It’s worth noting that while these technologies are undoubtedly useful, farmers should take into account why and how they will incorporate them in the first place. They must first figure out the parameters they need to monitor, as doing so will help them make the right decision concerning which IoT equipment or software to try.
How farmers can maximise remote farm management
With the wealth of advancements happening in the agriculture sector, it doesn’t come as a surprise that it’s increasingly becoming more industrialised and technology-driven. Farmers, regardless of the size of the farm they’re managing, are at an obvious advantage, given how there are solutions available to them to raise livestock, grow crops, and improve the overall efficiency in their respective lands. For instance, the UK government has offered £20 million grants to drive innovation in smart agriculture, as part of a £90 million fund to make it easier for farmers and food businesses to embrace technology and innovation. Whether or not they’re going to take advantage and maximise the technology available is entirely up to them.
Farm Management recommends that each farm should have at least one drone to assist in various farm operations. These aerial vehicles offer farmers a bird’s eye view of their farm, allowing them to spot problems and monitor other aspects without going through the time-consuming process of traversing the entire field. Coupled with the right software and proper training for farmers, drones offer a high level of technical sophistication to farm management practises, which is lacking in other traditional solutions. Additionally, apart from aerial imagery, agricultural drones are also useful in estimating soil conditions, planting future crops, and even livestock farming, resulting in reducing the need for human workforce on horseback and surveillance dogs. Drones, particularly those equipped with thermal sensor technology, have the capacity to find lost cattle, identify sick or injured animals, and calculate their numbers.
Farmers may also want to look into software that can make their processes more efficient. As mentioned previously, apps like Herdwatch allow for improved farm management, but it’s also worth noting that it can also help multi-generational teams when it comes to information transfer.
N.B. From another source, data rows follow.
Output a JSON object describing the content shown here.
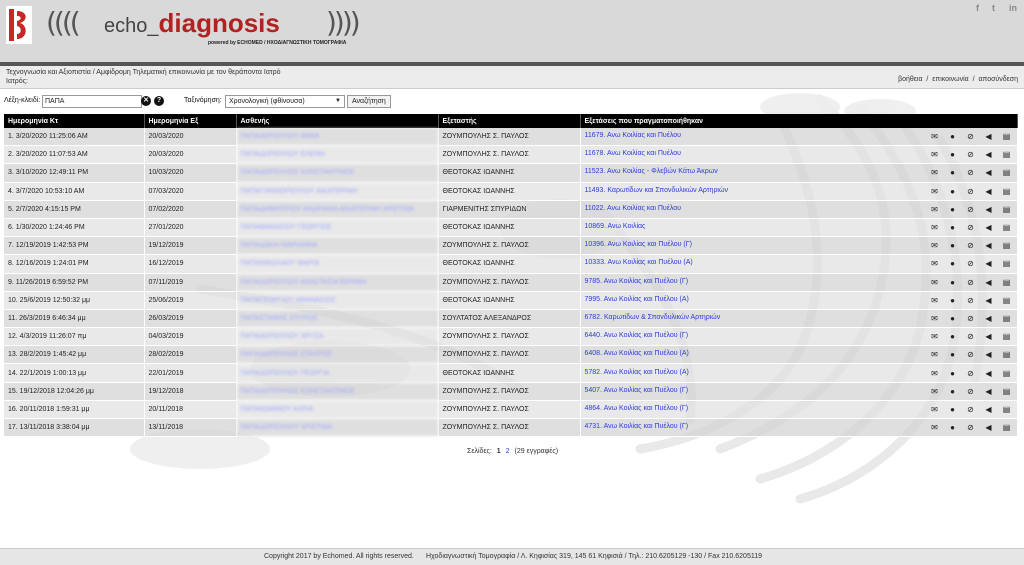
{
  "header": {
    "brand_echo": "echo_",
    "brand_diagnosis": "diagnosis",
    "powered_by": "powered by ECHOMED / ΗΧΟΔΙΑΓΝΩΣΤΙΚΗ ΤΟΜΟΓΡΑΦΙΑ",
    "social": [
      "f",
      "t",
      "in"
    ]
  },
  "infobar": {
    "line1": "Τεχνογνωσία και Αξιοπιστία / Αμφίδρομη Τηλεματική επικοινωνία με τον θεράποντα Ιατρό",
    "line2": "Ιατρός:",
    "links": [
      "βοήθεια",
      "επικοινωνία",
      "αποσύνδεση"
    ]
  },
  "search": {
    "keyword_label": "Λέξη-κλειδί:",
    "keyword_value": "ΠΑΠΑ",
    "sort_label": "Ταξινόμηση:",
    "sort_value": "Χρονολογική (φθίνουσα)",
    "button": "Αναζήτηση"
  },
  "table": {
    "columns": [
      "Ημερομηνία Κτ",
      "Ημερομηνία Εξ",
      "Ασθενής",
      "Εξεταστής",
      "Εξετάσεις που πραγματοποιήθηκαν"
    ],
    "rows": [
      {
        "date_kt": "1. 3/20/2020 11:25:06 AM",
        "date_ex": "20/03/2020",
        "patient": "ΠΑΠΑΔΟΠΟΥΛΟΥ ΑΝΝΑ",
        "examiner": "ΖΟΥΜΠΟΥΛΗΣ Σ. ΠΑΥΛΟΣ",
        "exam": "11679. Ανω Κοιλίας και Πυέλου"
      },
      {
        "date_kt": "2. 3/20/2020 11:07:53 AM",
        "date_ex": "20/03/2020",
        "patient": "ΠΑΠΑΔΟΠΟΥΛΟΥ ΕΛΕΝΗ",
        "examiner": "ΖΟΥΜΠΟΥΛΗΣ Σ. ΠΑΥΛΟΣ",
        "exam": "11678. Ανω Κοιλίας και Πυέλου"
      },
      {
        "date_kt": "3. 3/10/2020 12:49:11 PM",
        "date_ex": "10/03/2020",
        "patient": "ΠΑΠΑΔΟΠΟΥΛΟΣ ΚΩΝΣΤΑΝΤΙΝΟΣ",
        "examiner": "ΘΕΟΤΟΚΑΣ ΙΩΑΝΝΗΣ",
        "exam": "11523. Ανω Κοιλίας - Φλεβών Κάτω Άκρων"
      },
      {
        "date_kt": "4. 3/7/2020 10:53:10 AM",
        "date_ex": "07/03/2020",
        "patient": "ΠΑΠΑΓΙΑΝΝΟΠΟΥΛΟΥ ΑΙΚΑΤΕΡΙΝΗ",
        "examiner": "ΘΕΟΤΟΚΑΣ ΙΩΑΝΝΗΣ",
        "exam": "11493. Καρωτίδων και Σπονδυλικών Αρτηριών"
      },
      {
        "date_kt": "5. 2/7/2020 4:15:15 PM",
        "date_ex": "07/02/2020",
        "patient": "ΠΑΠΑΔΗΜΗΤΡΙΟΥ ΑΝΔΡΙΑΝΑ ΑΙΚΑΤΕΡΙΝΗ ΧΡΙΣΤΙΝΑ",
        "examiner": "ΓΙΑΡΜΕΝΙΤΗΣ ΣΠΥΡΙΔΩΝ",
        "exam": "11022. Ανω Κοιλίας και Πυέλου"
      },
      {
        "date_kt": "6. 1/30/2020 1:24:46 PM",
        "date_ex": "27/01/2020",
        "patient": "ΠΑΠΑΘΑΝΑΣΙΟΥ ΓΕΩΡΓΙΟΣ",
        "examiner": "ΘΕΟΤΟΚΑΣ ΙΩΑΝΝΗΣ",
        "exam": "10869. Ανω Κοιλίας"
      },
      {
        "date_kt": "7. 12/19/2019 1:42:53 PM",
        "date_ex": "19/12/2019",
        "patient": "ΠΑΠΑΔΑΚΗ ΜΑΡΙΑΝΝΑ",
        "examiner": "ΖΟΥΜΠΟΥΛΗΣ Σ. ΠΑΥΛΟΣ",
        "exam": "10396. Ανω Κοιλίας και Πυέλου (Γ)"
      },
      {
        "date_kt": "8. 12/16/2019 1:24:01 PM",
        "date_ex": "16/12/2019",
        "patient": "ΠΑΠΑΝΙΚΟΛΑΟΥ ΜΑΡΙΑ",
        "examiner": "ΘΕΟΤΟΚΑΣ ΙΩΑΝΝΗΣ",
        "exam": "10333. Ανω Κοιλίας και Πυέλου (Α)"
      },
      {
        "date_kt": "9. 11/26/2019 6:59:52 PM",
        "date_ex": "07/11/2019",
        "patient": "ΠΑΠΑΔΟΠΟΥΛΟΥ ΑΝΑΣΤΑΣΙΑ ΕΙΡΗΝΗ",
        "examiner": "ΖΟΥΜΠΟΥΛΗΣ Σ. ΠΑΥΛΟΣ",
        "exam": "9785. Ανω Κοιλίας και Πυέλου (Γ)"
      },
      {
        "date_kt": "10. 25/6/2019 12:50:32 μμ",
        "date_ex": "25/06/2019",
        "patient": "ΠΑΠΑΓΕΩΡΓΙΟΥ ΑΘΑΝΑΣΙΟΣ",
        "examiner": "ΘΕΟΤΟΚΑΣ ΙΩΑΝΝΗΣ",
        "exam": "7995. Ανω Κοιλίας και Πυέλου (Α)"
      },
      {
        "date_kt": "11. 26/3/2019 6:46:34 μμ",
        "date_ex": "26/03/2019",
        "patient": "ΠΑΠΑΣΤΑΘΗΣ ΣΠΥΡΟΣ",
        "examiner": "ΣΟΥΛΤΑΤΟΣ ΑΛΕΞΑΝΔΡΟΣ",
        "exam": "6782. Καρωτίδων & Σπονδυλικών Αρτηριών"
      },
      {
        "date_kt": "12. 4/3/2019 11:26:07 πμ",
        "date_ex": "04/03/2019",
        "patient": "ΠΑΠΑΔΟΠΟΥΛΟΥ ΧΡΥΣΑ",
        "examiner": "ΖΟΥΜΠΟΥΛΗΣ Σ. ΠΑΥΛΟΣ",
        "exam": "6440. Ανω Κοιλίας και Πυέλου (Γ)"
      },
      {
        "date_kt": "13. 28/2/2019 1:45:42 μμ",
        "date_ex": "28/02/2019",
        "patient": "ΠΑΠΑΔΟΠΟΥΛΟΣ ΣΤΑΥΡΟΣ",
        "examiner": "ΖΟΥΜΠΟΥΛΗΣ Σ. ΠΑΥΛΟΣ",
        "exam": "6408. Ανω Κοιλίας και Πυέλου (Α)"
      },
      {
        "date_kt": "14. 22/1/2019 1:00:13 μμ",
        "date_ex": "22/01/2019",
        "patient": "ΠΑΠΑΔΟΠΟΥΛΟΥ ΓΕΩΡΓΙΑ",
        "examiner": "ΘΕΟΤΟΚΑΣ ΙΩΑΝΝΗΣ",
        "exam": "5782. Ανω Κοιλίας και Πυέλου (Α)"
      },
      {
        "date_kt": "15. 19/12/2018 12:04:26 μμ",
        "date_ex": "19/12/2018",
        "patient": "ΠΑΠΑΔΟΠΟΥΛΟΣ ΚΩΝΣΤΑΝΤΙΝΟΣ",
        "examiner": "ΖΟΥΜΠΟΥΛΗΣ Σ. ΠΑΥΛΟΣ",
        "exam": "5407. Ανω Κοιλίας και Πυέλου (Γ)"
      },
      {
        "date_kt": "16. 20/11/2018 1:59:31 μμ",
        "date_ex": "20/11/2018",
        "patient": "ΠΑΠΑΙΩΑΝΝΟΥ ΚΑΤΙΑ",
        "examiner": "ΖΟΥΜΠΟΥΛΗΣ Σ. ΠΑΥΛΟΣ",
        "exam": "4864. Ανω Κοιλίας και Πυέλου (Γ)"
      },
      {
        "date_kt": "17. 13/11/2018 3:38:04 μμ",
        "date_ex": "13/11/2018",
        "patient": "ΠΑΠΑΔΟΠΟΥΛΟΥ ΧΡΙΣΤΙΝΑ",
        "examiner": "ΖΟΥΜΠΟΥΛΗΣ Σ. ΠΑΥΛΟΣ",
        "exam": "4731. Ανω Κοιλίας και Πυέλου (Γ)"
      }
    ]
  },
  "pagination": {
    "label": "Σελίδες:",
    "pages": [
      "1",
      "2"
    ],
    "current": "1",
    "total": "(29 εγγραφές)"
  },
  "footer": {
    "copyright": "Copyright 2017 by Echomed. All rights reserved.",
    "address": "Ηχοδιαγνωστική Τομογραφία / Λ. Κηφισίας 319, 145 61 Κηφισιά / Τηλ.: 210.6205129 -130 / Fax 210.6205119"
  },
  "colors": {
    "header_bg": "#d9d9d9",
    "brand_red": "#b22222",
    "table_header_bg": "#000000",
    "link_blue": "#2b3cd6"
  },
  "icons": [
    "envelope-icon",
    "person-icon",
    "paperclip-icon",
    "speaker-icon",
    "document-icon"
  ]
}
Farmers who have been managing their land for decades can save hours on paperwork every week, make better on-farm decisions, and share information with absolute ease. Everything they need is in their hands. By going through the app, they are able to understand the requirements of the farm, as well as critical information on herds, reports, and dashboards. It offers quick workflow control, convenient animal smartlists, effortless breeding management, and even sprays and pesticide record-keeping.
The barriers to accessing technology and software for better remote farm management get increasingly lower as more solutions become available. It would be of farmers’ best interest to hop on these innovations to improve profitability.
Is remote farm management here to stay?
With the UN projecting that global agricultural production will rise 69% between 2010 and 2050 to accommodate the ballooning population, there is no doubt that the agriculture sector will utilise similar agtech solutions to achieve greater production capabilities. Remote farm management is perhaps just the start. There will be much more innovative practises that will come about to maximise farming efficiency.
Authored by: Jerah Blicar